And there is no fiancé visa for France. What I was saying is that, in recent years, some consulates have granted "visitor visas" to those going to France to marry their girl- or boyfriend, but that appears to have stopped (at least in most consulates). If there is mention of (or suspicion of) a significant other in France, the assumption may well be made that the person is trying to join that person using the old visitor visa ploy. (But even that often required evidence that a wedding was actually being planned - like a booking at the mairie.)
Cheers,
Bev
 

·
Read Only
Joined
·
18,642 Posts
You guys are, after all, just guessing re funds required - IMHO. Not that it's relevant here, given the OP will be seeking a visa for 4-6 months.

I didn't actually think there was a fiance visa (but who knows what all the different consulates do) - I misread Bev's post.
 

·
Registered
Joined
·
1,787 Posts
Everhopeful... I've been through both long stay visitor visa and student visa experiences recently.
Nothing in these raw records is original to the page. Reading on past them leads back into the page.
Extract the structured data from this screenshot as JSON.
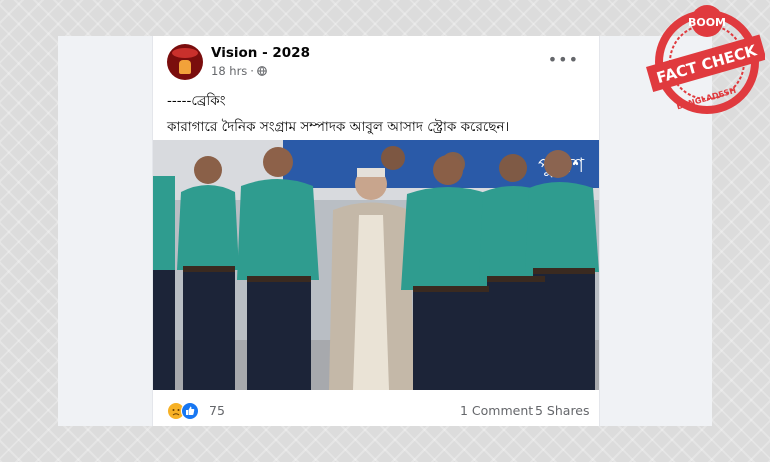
{
  "post": {
    "page_name": "Vision - 2028",
    "time": "18 hrs",
    "separator": "·",
    "line1": "-----ব্রেকিং",
    "line2": "কারাগারে দৈনিক সংগ্রাম সম্পাদক আবুল আসাদ স্ট্রোক করেছেন।",
    "photo_sign_text": "পুলিশ"
  },
  "reactions": {
    "count": "75",
    "comments": "1 Comment",
    "shares": "5 Shares",
    "icons": [
      "sad-icon",
      "like-icon"
    ]
  },
  "watermark": {
    "top": "BOOM",
    "middle": "FACT CHECK",
    "bottom": "BANGLADESH",
    "color": "#e03a3e"
  },
  "colors": {
    "uniform": "#2f9c8f",
    "trousers": "#1c2438",
    "background": "#dcdcdc",
    "card": "#ffffff"
  }
}
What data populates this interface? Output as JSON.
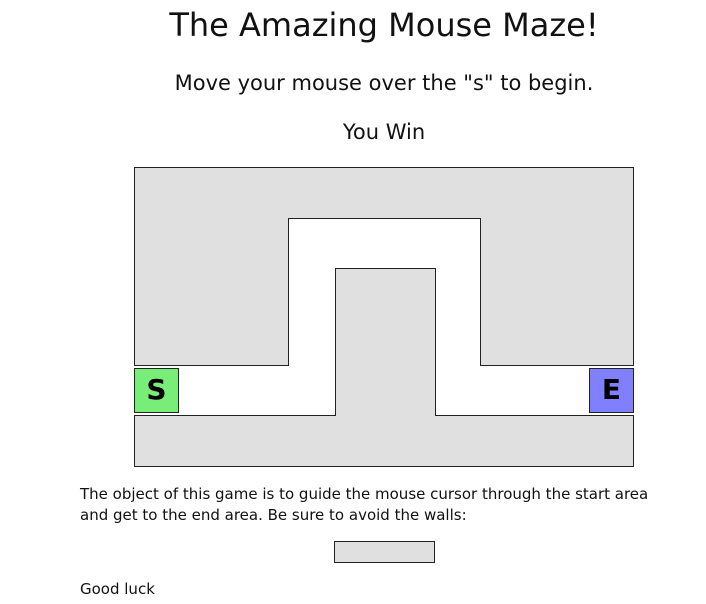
{
  "page": {
    "title": "The Amazing Mouse Maze!",
    "instruction": "Move your mouse over the \"s\" to begin.",
    "status": "You Win"
  },
  "maze": {
    "start_label": "S",
    "end_label": "E",
    "colors": {
      "wall": "#e0e0e0",
      "wall_border": "#222222",
      "start": "#78ee78",
      "end": "#8080ff"
    }
  },
  "footer": {
    "description": "The object of this game is to guide the mouse cursor through the start area and get to the end area. Be sure to avoid the walls:",
    "good_luck": "Good luck"
  }
}
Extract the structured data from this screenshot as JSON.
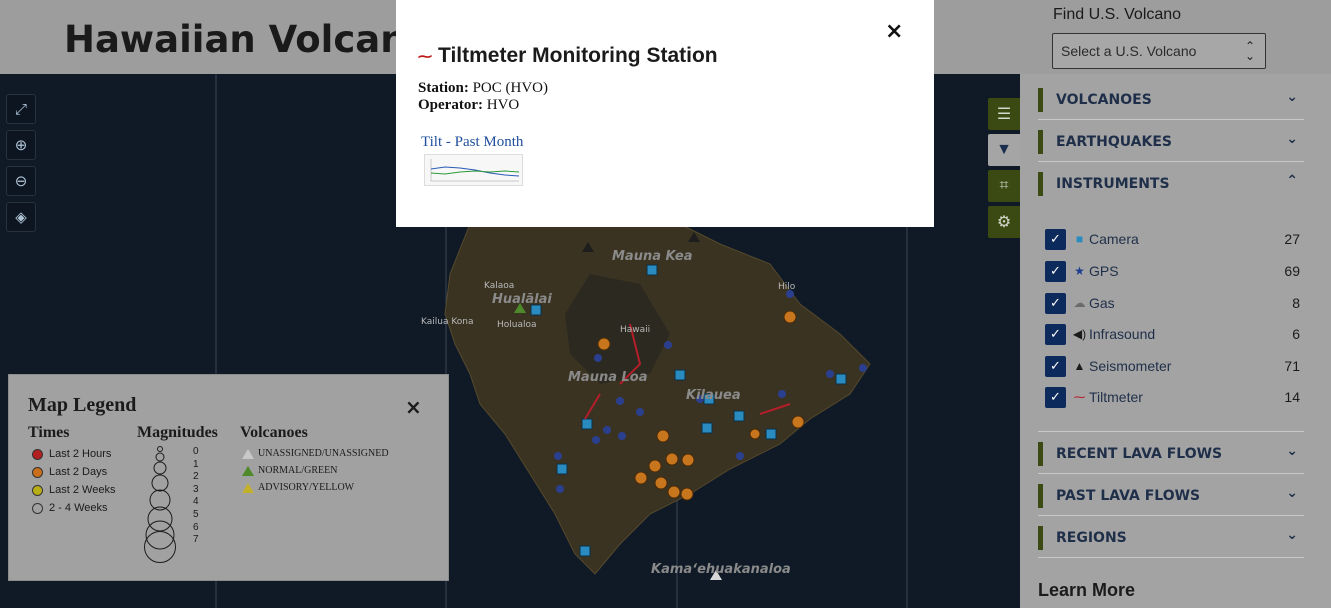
{
  "header": {
    "title": "Hawaiian Volcano O",
    "find_label": "Find U.S. Volcano",
    "select_placeholder": "Select a U.S. Volcano"
  },
  "map": {
    "tools": [
      {
        "name": "fullscreen-icon",
        "glyph": "⤢"
      },
      {
        "name": "zoom-in-icon",
        "glyph": "⊕"
      },
      {
        "name": "zoom-out-icon",
        "glyph": "⊖"
      },
      {
        "name": "compass-icon",
        "glyph": "◈"
      }
    ],
    "side_buttons": [
      {
        "name": "list-icon",
        "glyph": "☰"
      },
      {
        "name": "filter-icon",
        "glyph": "▼"
      },
      {
        "name": "crop-icon",
        "glyph": "⌗"
      },
      {
        "name": "settings-icon",
        "glyph": "⚙"
      }
    ],
    "labels": {
      "mauna_kea": "Mauna Kea",
      "hualalai": "Hualālai",
      "kilauea": "Kīlauea",
      "mauna_loa": "Mauna Loa",
      "kamaehuakanaloa": "Kamaʻehuakanaloa",
      "kalaoa": "Kalaoa",
      "kailua_kona": "Kailua Kona",
      "holualoa": "Holualoa",
      "hawaii": "Hawaii",
      "hilo": "Hilo"
    }
  },
  "popup": {
    "title": "Tiltmeter Monitoring Station",
    "close": "×",
    "station_label": "Station:",
    "station_value": "POC (HVO)",
    "operator_label": "Operator:",
    "operator_value": "HVO",
    "link": "Tilt - Past Month"
  },
  "legend": {
    "title": "Map Legend",
    "close": "×",
    "times_heading": "Times",
    "times": [
      {
        "label": "Last 2 Hours",
        "color": "#b21f1f"
      },
      {
        "label": "Last 2 Days",
        "color": "#c96e1a"
      },
      {
        "label": "Last 2 Weeks",
        "color": "#b8ae17"
      },
      {
        "label": "2 - 4 Weeks",
        "color": "#a1a1a1"
      }
    ],
    "magnitudes_heading": "Magnitudes",
    "magnitudes": [
      "0",
      "1",
      "2",
      "3",
      "4",
      "5",
      "6",
      "7"
    ],
    "volcanoes_heading": "Volcanoes",
    "volcanoes": [
      {
        "label": "UNASSIGNED/UNASSIGNED",
        "color": "#a1a1a1"
      },
      {
        "label": "NORMAL/GREEN",
        "color": "#4e8a2a"
      },
      {
        "label": "ADVISORY/YELLOW",
        "color": "#c2b22b"
      }
    ]
  },
  "panel": {
    "sections": {
      "volcanoes": "VOLCANOES",
      "earthquakes": "EARTHQUAKES",
      "instruments": "INSTRUMENTS",
      "recent_lava": "RECENT LAVA FLOWS",
      "past_lava": "PAST LAVA FLOWS",
      "regions": "REGIONS"
    },
    "instruments": [
      {
        "label": "Camera",
        "count": "27",
        "icon": "■",
        "name": "camera-icon"
      },
      {
        "label": "GPS",
        "count": "69",
        "icon": "★",
        "name": "gps-star-icon"
      },
      {
        "label": "Gas",
        "count": "8",
        "icon": "☁",
        "name": "gas-cloud-icon"
      },
      {
        "label": "Infrasound",
        "count": "6",
        "icon": "🔊",
        "name": "infrasound-speaker-icon"
      },
      {
        "label": "Seismometer",
        "count": "71",
        "icon": "▲",
        "name": "seismometer-triangle-icon"
      },
      {
        "label": "Tiltmeter",
        "count": "14",
        "icon": "⁓",
        "name": "tiltmeter-icon"
      }
    ],
    "learn_more": "Learn More"
  }
}
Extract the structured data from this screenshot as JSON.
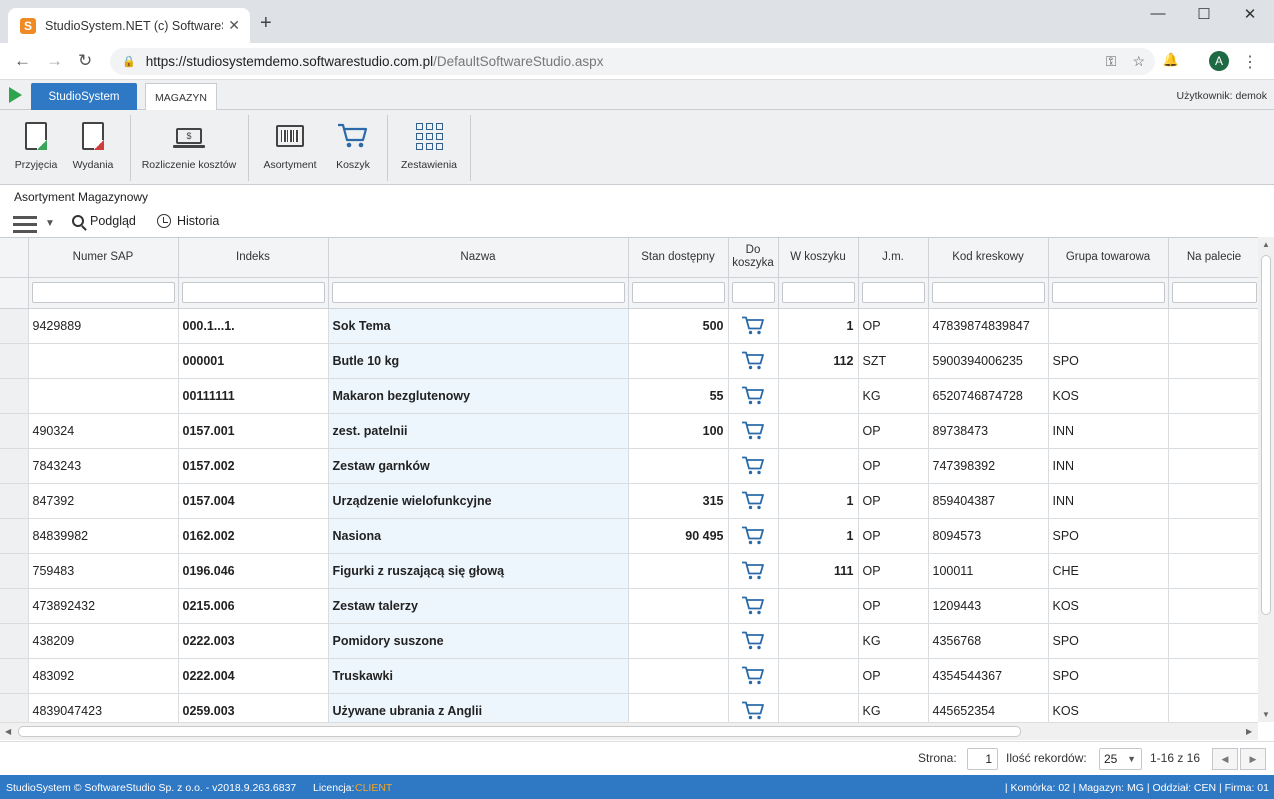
{
  "browser": {
    "tab_title": "StudioSystem.NET (c) SoftwareSt",
    "url_host": "https://studiosystemdemo.softwarestudio.com.pl",
    "url_path": "/DefaultSoftwareStudio.aspx",
    "avatar_letter": "A",
    "favicon_letter": "S"
  },
  "app": {
    "tab_main": "StudioSystem",
    "tab_active": "MAGAZYN",
    "user": "Użytkownik: demok"
  },
  "ribbon": {
    "przyjecia": "Przyjęcia",
    "wydania": "Wydania",
    "rozliczenie": "Rozliczenie kosztów",
    "asortyment": "Asortyment",
    "koszyk": "Koszyk",
    "zestawienia": "Zestawienia"
  },
  "section_title": "Asortyment Magazynowy",
  "toolbar": {
    "podglad": "Podgląd",
    "historia": "Historia"
  },
  "grid": {
    "columns": [
      "Numer SAP",
      "Indeks",
      "Nazwa",
      "Stan dostępny",
      "Do koszyka",
      "W koszyku",
      "J.m.",
      "Kod kreskowy",
      "Grupa towarowa",
      "Na palecie"
    ],
    "rows": [
      {
        "sap": "9429889",
        "indeks": "000.1...1.",
        "nazwa": "Sok Tema",
        "stan": "500",
        "w_koszyku": "1",
        "jm": "OP",
        "kod": "47839874839847",
        "grupa": ""
      },
      {
        "sap": "",
        "indeks": "000001",
        "nazwa": "Butle 10 kg",
        "stan": "",
        "w_koszyku": "112",
        "jm": "SZT",
        "kod": "5900394006235",
        "grupa": "SPO"
      },
      {
        "sap": "",
        "indeks": "00111111",
        "nazwa": "Makaron bezglutenowy",
        "stan": "55",
        "w_koszyku": "",
        "jm": "KG",
        "kod": "6520746874728",
        "grupa": "KOS"
      },
      {
        "sap": "490324",
        "indeks": "0157.001",
        "nazwa": "zest. patelnii",
        "stan": "100",
        "w_koszyku": "",
        "jm": "OP",
        "kod": "89738473",
        "grupa": "INN"
      },
      {
        "sap": "7843243",
        "indeks": "0157.002",
        "nazwa": "Zestaw garnków",
        "stan": "",
        "w_koszyku": "",
        "jm": "OP",
        "kod": "747398392",
        "grupa": "INN"
      },
      {
        "sap": "847392",
        "indeks": "0157.004",
        "nazwa": "Urządzenie wielofunkcyjne",
        "stan": "315",
        "w_koszyku": "1",
        "jm": "OP",
        "kod": "859404387",
        "grupa": "INN"
      },
      {
        "sap": "84839982",
        "indeks": "0162.002",
        "nazwa": "Nasiona",
        "stan": "90 495",
        "w_koszyku": "1",
        "jm": "OP",
        "kod": "8094573",
        "grupa": "SPO"
      },
      {
        "sap": "759483",
        "indeks": "0196.046",
        "nazwa": "Figurki z ruszającą się głową",
        "stan": "",
        "w_koszyku": "111",
        "jm": "OP",
        "kod": "100011",
        "grupa": "CHE"
      },
      {
        "sap": "473892432",
        "indeks": "0215.006",
        "nazwa": "Zestaw talerzy",
        "stan": "",
        "w_koszyku": "",
        "jm": "OP",
        "kod": "1209443",
        "grupa": "KOS"
      },
      {
        "sap": "438209",
        "indeks": "0222.003",
        "nazwa": "Pomidory suszone",
        "stan": "",
        "w_koszyku": "",
        "jm": "KG",
        "kod": "4356768",
        "grupa": "SPO"
      },
      {
        "sap": "483092",
        "indeks": "0222.004",
        "nazwa": "Truskawki",
        "stan": "",
        "w_koszyku": "",
        "jm": "OP",
        "kod": "4354544367",
        "grupa": "SPO"
      },
      {
        "sap": "4839047423",
        "indeks": "0259.003",
        "nazwa": "Używane ubrania z Anglii",
        "stan": "",
        "w_koszyku": "",
        "jm": "KG",
        "kod": "445652354",
        "grupa": "KOS"
      }
    ]
  },
  "pager": {
    "strona_label": "Strona:",
    "strona_value": "1",
    "ilosc_label": "Ilość rekordów:",
    "ilosc_value": "25",
    "range": "1-16 z 16"
  },
  "status": {
    "copyright": "StudioSystem © SoftwareStudio Sp. z o.o. - v2018.9.263.6837",
    "licencja_label": "Licencja:",
    "licencja_value": "CLIENT",
    "right": "| Komórka: 02 | Magazyn: MG | Oddział: CEN | Firma: 01"
  },
  "colors": {
    "accent": "#2f78c4",
    "cart": "#2b6aa6",
    "license": "#f6a623"
  }
}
I am giving advice based on my experiences. My recent experiences with this system. It's not just random guessing. No, they have not released an "official number" but we're trying to give wise advice to the original poster. All I said was I agreed 4-6 months was a better idea (he was talking about both 12 and 4-6, if you go back and read his original posts). For people without French citizenship, to get to France, visas and financial back-up are all extremely important, and it's somewhat on the strict side. (maybe not compared to ALL countries, but it's not a walk in the park for a non-EU citizen to get a visa to France.) Trust us a little, lol.
 

·
Read Only
Joined
·
18,642 Posts
Everhopeful... I've been through both long stay visitor visa and student visa experiences recently. I am giving advice based on my experiences. My recent experiences with this system. It's not just random guessing. No, they have not released an "official number" but we're trying to give wise advice to the original poster. All I said was I agreed 4-6 months was a better idea (he was talking about both 12 and 4-6, if you go back and read his original posts). For people without French citizenship, to get to France, visas and financial back-up are all extremely important, and it's somewhat on the strict side. (maybe not compared to ALL countries, but it's not a walk in the park for a non-EU citizen to get a visa to France.) Trust us a little, lol.
I simply said you were guessing - which you are.
 

·
Read Only
Joined
·
18,642 Posts
If the OP is under 30 and an Australian citizen he could apply for a working holiday visa, which only requires funds of 5,000 AUD https://au.ambafrance.org/Long-stay-visa-for-France.

Australia has a reciprocal "Working Holiday" maker arrangement with France since 2003. This category allows young Australians to experience French culture and lifestyle, with an extended holiday and incidental employment for 12 months (non renewable).

Please note : It is not intended for any other purpose such as joining your partner/fiancé in France, studying, be an Au Pair or finding long term employment (refer to these specific visa categories).

Eligibility :
*Be 18 to 30 years old included at the time of application;
*Be outside of France when applying and when the visa is granted;
*Must not have benefited previously from this program;
*No accompanying dependant children;
*Proof of funds required: 5000 AUD;
*Hold 1 year compulsory insurance.

Notice :
*A Temporary Work permit will not be required at the time of visa application, however it must be obtained once in France prior to taking up any form of employment.
Please contact the nearest French Labour Department (DIRECCTE) Direccte National. The work permit shall be granted for the
duration of the position.
 
1 - 20 of 21 Posts
This is an older thread, you may not receive a response, and could be reviving an old thread. Please consider creating a new thread.
Top